Here, says Gefroh, sporting mutton chop sideburns and cropped hair, dyed black, the cleaning lady, Nina, will pick up a shopping bag full of dirty clothes and return them, clean, for 150 rubles. "She's awesome. She even irons our socks."


Rendo, who has been studying Russian for three years at the University of Missouri at Columbia, is a junior majoring in international business. He begged out of an apartment, or home stay, during his period of study here "because I don't want to go home and have someone yelling at me in Russian. I just want to go home and talk English, even if it's with someone with a British accent."

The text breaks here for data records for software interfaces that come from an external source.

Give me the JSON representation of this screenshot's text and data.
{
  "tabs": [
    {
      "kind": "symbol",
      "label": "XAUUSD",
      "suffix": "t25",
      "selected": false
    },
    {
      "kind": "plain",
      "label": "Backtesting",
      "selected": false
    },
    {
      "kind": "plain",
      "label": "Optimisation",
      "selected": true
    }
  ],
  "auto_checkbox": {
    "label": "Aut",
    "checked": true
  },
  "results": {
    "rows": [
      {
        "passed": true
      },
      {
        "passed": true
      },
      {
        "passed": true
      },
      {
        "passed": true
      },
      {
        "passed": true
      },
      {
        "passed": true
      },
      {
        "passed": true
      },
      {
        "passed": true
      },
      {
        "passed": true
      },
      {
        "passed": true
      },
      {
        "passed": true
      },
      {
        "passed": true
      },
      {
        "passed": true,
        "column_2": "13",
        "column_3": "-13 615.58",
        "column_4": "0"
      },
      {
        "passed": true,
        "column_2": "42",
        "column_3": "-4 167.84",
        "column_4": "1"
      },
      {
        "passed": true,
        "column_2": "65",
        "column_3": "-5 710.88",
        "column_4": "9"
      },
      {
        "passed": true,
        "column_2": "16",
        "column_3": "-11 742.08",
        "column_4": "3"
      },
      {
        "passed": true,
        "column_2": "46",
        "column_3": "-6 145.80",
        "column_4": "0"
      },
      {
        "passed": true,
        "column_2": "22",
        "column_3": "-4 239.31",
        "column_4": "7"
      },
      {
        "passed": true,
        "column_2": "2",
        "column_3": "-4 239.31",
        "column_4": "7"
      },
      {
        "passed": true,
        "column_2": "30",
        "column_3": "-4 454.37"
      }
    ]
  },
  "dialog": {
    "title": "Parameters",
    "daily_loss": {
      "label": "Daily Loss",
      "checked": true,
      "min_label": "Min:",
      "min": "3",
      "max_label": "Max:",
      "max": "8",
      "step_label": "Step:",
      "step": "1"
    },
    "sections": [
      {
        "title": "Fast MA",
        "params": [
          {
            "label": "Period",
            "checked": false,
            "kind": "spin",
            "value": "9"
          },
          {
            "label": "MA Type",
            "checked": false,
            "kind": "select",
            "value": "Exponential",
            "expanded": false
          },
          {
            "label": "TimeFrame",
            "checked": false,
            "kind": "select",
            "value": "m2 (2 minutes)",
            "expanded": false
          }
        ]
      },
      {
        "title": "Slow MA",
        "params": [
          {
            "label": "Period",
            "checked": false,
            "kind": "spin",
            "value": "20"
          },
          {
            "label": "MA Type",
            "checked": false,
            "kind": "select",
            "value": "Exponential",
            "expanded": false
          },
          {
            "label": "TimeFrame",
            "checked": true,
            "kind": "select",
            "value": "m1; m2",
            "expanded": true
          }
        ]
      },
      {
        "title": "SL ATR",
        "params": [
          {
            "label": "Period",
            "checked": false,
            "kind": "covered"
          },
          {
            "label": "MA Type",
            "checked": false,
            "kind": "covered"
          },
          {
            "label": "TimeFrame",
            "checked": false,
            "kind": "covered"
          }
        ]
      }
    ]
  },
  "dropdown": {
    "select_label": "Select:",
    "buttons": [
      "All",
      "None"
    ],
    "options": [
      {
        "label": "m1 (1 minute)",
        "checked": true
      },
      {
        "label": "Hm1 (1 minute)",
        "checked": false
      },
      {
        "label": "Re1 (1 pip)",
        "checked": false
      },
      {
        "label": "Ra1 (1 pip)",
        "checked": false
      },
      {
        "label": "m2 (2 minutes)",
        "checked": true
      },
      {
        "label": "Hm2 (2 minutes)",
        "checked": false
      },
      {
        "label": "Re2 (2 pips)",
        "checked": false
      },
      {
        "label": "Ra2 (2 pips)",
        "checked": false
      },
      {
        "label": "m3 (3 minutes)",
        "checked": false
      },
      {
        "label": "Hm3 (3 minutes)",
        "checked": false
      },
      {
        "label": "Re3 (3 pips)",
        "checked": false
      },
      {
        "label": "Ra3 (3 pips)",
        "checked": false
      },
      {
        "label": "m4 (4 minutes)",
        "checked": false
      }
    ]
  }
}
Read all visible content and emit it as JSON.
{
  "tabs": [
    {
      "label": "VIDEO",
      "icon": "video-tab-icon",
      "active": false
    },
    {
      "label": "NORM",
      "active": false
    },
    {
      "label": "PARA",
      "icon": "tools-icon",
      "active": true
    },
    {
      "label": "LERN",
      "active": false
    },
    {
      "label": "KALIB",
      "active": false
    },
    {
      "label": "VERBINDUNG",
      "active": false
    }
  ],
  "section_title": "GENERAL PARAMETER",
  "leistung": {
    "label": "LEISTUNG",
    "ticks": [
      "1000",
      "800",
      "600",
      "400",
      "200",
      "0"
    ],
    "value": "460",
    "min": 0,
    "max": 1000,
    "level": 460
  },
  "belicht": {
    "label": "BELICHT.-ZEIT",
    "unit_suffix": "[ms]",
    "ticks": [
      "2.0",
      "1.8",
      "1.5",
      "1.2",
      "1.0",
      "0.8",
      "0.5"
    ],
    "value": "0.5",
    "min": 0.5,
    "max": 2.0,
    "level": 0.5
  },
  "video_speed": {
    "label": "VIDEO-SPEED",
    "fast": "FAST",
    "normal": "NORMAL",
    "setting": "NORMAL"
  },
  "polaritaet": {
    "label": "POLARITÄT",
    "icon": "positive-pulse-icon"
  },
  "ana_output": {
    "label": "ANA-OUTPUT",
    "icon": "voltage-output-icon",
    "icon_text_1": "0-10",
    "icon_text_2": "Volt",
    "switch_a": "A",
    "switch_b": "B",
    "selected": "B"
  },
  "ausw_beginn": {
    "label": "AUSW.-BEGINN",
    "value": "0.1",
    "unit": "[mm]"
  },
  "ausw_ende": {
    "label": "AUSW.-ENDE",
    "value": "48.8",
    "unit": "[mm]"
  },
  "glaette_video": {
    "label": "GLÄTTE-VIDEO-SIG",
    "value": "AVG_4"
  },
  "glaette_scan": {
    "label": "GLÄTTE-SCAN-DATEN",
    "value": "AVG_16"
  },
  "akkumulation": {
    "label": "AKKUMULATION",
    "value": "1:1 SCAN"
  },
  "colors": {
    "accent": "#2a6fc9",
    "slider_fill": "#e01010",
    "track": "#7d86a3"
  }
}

The fifth floor is something else entirely, a severe drop-off in a degradation of quality that runs from bottom to top f or, rather, in proportion to the amount paid. On this and upper floors, the ethnicity of students can be anticipated by the smells of spices in corridors whose plaster walls have been poorly patched, then slathered in pink pastel paint. The lounge is dark, frigid and bare of furniture. Voices echo as if in a parking garage.


"They guard and protect Americans, they guard and protect Germans. Yet they study in the very same programs, and use the very same books," says Malek Mahjoubi, a telecommunications major from Tunisia. "Maybe it's good that you have a lot of money and can live well. But here we live, well, without. ? We live catch as catch can."


Mahjoubi recently moved out of the $50-per-month room on the fifth floor, where his younger sister, Melek, who majors in dentistry, now lives with a female Chinese student. The paint in the kitchen drops from the ceiling in flakes the size of maple leafs. Bathroom tiles have yet to be replaced following repairs, and the toilet is in a state of constant flush. Clear packing tape has been layered over the air ducts to prevent the immigration of foul smells and cockroaches.


Without guards on duty on the upper floors, there is no one to warn students of the frequent arrival of police officers who routinely check the documents of minority, largely dark-skinned residents. Students say it is common for officers to steal cash and others items during their proverki, or verifications.


Students like the Mahjoubis who come from poorer countries say their lives would be more manageable if Russian law allowed them to work. This technicality does not seem to inhibit the Chinese students, however, many of whom have filled their rooms with double beds, computers, televisions and home-entertainment systems.


Those students who are allowed to work, namely the Russians, cannot claim a lifestyle nearly so luxurious. Take Uvarov, for example. He occasionally begs off classes to work as a laborer, hauling sand and cement at local construction sites, earning 100 rubles a day. Over a dinner of 2 liters of plain yogurt, a loaf of black bread and a cup of tea f costing him roughly a quarter of his daily wage f Uvarov explains how he carefully rations his 1,200 ruble-a-month income to ensure that he consumes enough vitamins and minerals to stay healthy.


Klyukvin says he can make do with between 300 and 600 rubles per month, while Pererva, who works as a chef at a nightclub, requires between 1,500 and 2,000 rubles.


Olga Lamanova, a third-year student from Kazakhstan, enters the room and sits at the end of the small table. She recently quit a job waiting tables at the nearby Eight Ball cafe and billiard hall, where she earned 30 rubles per shift. Customers there do not tip.


She is one of only a handful of women in Block 28, as Materials Technology and Study is a faculty that is more popular among men. "It isn't a bother at all, though. If it were a women's dorm, all the same boys would still come over all the time," Lamanova says. The disproportionate ratio has its advantages, she says, especially on International Women's Day.


She and Pererva have been dating on and off since 1998. He says that neither can recount precisely when or why they came together, only that, one evening, she had knocked on the wall that separated their rooms.


They once went for a period of two months f in the same block f without speaking to each other. "It was hard," he says, "when other guys used to come in and visit her at night."


But things are good now, they say. They are back in love.